Lab Canada

New test better personalizes treatment for prostate cancer

Toronto, ON – Researchers at the Ontario Institute for Cancer Research (OICR) and University Health Network (UHN), have identified a new DNA-based test that could be used to better predict how prostate cancer patients will respond to treatment and to prevent relapse. The study was co-led by Dr. Rob Bristow, a clinician-scientist at Princess Margaret Cancer Centre and Dr. Paul Boutros, a principal investigator at OICR. Their findings were published online November 13 in the journal The Lancet Oncology.
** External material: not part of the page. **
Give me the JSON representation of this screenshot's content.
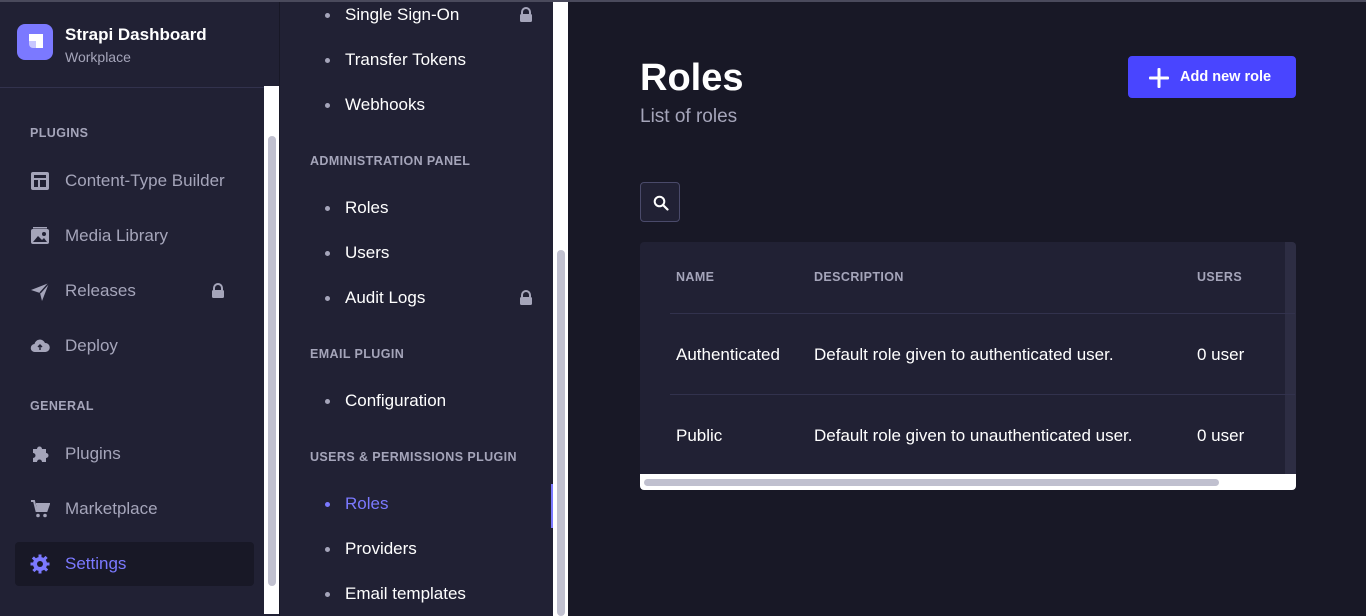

“Prostate cancer is the most common cancer among Canadian men and is diagnosed in one of seven Canadian men. Current tools used to determine the optimal treatment for individual patients are imprecise,” said Dr. Tom Hudson, president and scientific director of OICR. “This test is a promising new tool that will generate more accurate information about how tumours will respond to treatment and provide more targeted treatment options for patients.”
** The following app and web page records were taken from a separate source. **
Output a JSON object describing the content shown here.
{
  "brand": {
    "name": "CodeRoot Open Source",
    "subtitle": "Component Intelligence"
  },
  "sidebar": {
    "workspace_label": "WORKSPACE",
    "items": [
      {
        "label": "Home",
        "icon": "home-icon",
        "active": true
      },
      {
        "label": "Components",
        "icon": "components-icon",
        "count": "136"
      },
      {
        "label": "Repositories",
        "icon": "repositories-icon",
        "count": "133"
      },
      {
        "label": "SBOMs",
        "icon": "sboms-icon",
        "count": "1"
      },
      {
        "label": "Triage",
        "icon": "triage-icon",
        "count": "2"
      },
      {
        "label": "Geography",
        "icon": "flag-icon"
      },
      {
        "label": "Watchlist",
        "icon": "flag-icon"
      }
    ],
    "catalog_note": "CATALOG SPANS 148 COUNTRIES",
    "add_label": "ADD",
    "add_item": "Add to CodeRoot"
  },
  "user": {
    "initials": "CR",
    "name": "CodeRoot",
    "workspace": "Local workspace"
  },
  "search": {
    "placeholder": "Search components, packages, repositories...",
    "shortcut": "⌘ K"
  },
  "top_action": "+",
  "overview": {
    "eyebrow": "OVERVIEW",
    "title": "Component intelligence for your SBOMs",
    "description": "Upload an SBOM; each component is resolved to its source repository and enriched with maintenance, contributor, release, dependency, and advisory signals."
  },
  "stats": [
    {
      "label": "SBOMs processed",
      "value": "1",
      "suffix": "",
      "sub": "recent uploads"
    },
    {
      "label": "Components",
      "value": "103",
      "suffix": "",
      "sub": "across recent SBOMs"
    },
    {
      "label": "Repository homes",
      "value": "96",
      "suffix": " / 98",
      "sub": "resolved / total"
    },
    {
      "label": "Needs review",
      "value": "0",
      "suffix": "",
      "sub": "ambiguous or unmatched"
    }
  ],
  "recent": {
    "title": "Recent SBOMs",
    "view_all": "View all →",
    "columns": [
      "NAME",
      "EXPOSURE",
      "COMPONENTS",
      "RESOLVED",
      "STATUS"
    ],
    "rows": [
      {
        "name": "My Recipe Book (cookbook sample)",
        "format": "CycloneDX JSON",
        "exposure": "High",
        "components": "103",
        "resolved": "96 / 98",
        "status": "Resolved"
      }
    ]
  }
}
Between 30 and 50 percent of prostate cancer patients treated with image-guided radiotherapy or radical prostatectomy (removal of the prostate) see their cancer recur. These patients require more aggressive treatment such as chemotherapy or hormone therapy. By identifying these patients at the outset and treating them more aggressively from day one, clinicians hope to prevent relapse. Patients who were not likely to relapse would also be spared these systemic treatments and their side effects.

The test is a simple biopsy performed in patients before treatment occurs. The biopsy is analyzed for two characteristics: genes identified with prostate cancer that may have been activated, and the oxygen content of the tissue. The study has shown that with these characteristics combined the recurrence of cancer can be predicted within three days with 80 percent accuracy. Emilie Lalonde, a PhD student co-supervised by Drs. Bristow and Boutros, and first-author of the study, notes “This is the first time the genomics and oxygen-content have been linked together to predict patient outcomes.”
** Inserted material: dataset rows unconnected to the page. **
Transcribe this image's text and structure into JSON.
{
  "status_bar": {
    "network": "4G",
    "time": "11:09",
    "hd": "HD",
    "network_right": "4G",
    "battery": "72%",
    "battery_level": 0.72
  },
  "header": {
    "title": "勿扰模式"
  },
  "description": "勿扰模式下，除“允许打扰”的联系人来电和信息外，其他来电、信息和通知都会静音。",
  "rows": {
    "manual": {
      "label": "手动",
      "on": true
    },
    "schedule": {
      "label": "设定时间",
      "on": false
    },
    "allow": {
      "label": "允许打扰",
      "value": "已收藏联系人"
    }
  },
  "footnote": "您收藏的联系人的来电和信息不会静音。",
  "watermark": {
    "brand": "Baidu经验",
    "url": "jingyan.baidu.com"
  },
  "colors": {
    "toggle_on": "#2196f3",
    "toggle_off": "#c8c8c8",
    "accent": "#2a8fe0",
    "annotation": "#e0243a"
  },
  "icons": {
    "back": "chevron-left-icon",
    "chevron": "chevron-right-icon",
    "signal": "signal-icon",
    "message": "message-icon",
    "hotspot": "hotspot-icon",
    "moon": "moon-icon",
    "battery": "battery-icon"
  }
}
“This is the first test of its kind that doesn’t require surgery to decide if additional therapy is required,” said Dr. Boutros. “From a patient perspective all that is needed is a biopsy. The information provided by this test could be given to the patient to make a better decision about his own health. There is currently a real dilemma in identifying the men who would benefit from aggressive treatment and those men who would not – this test will provide much more accurate information and allows for improved treatment decisions.”

The test is now undergoing additional validation studies which will be conducted over the next few years. Researchers estimate that it could be in the clinic within two to five years.

Funding for the study was provided by Prostate Cancer Canada, the Movember Foundation, OICR and the Princess Margaret Cancer Foundation, with assistance from the Wellcome Trust Clinical Research Facility, Addenbrooke’s Clinical Research Centre.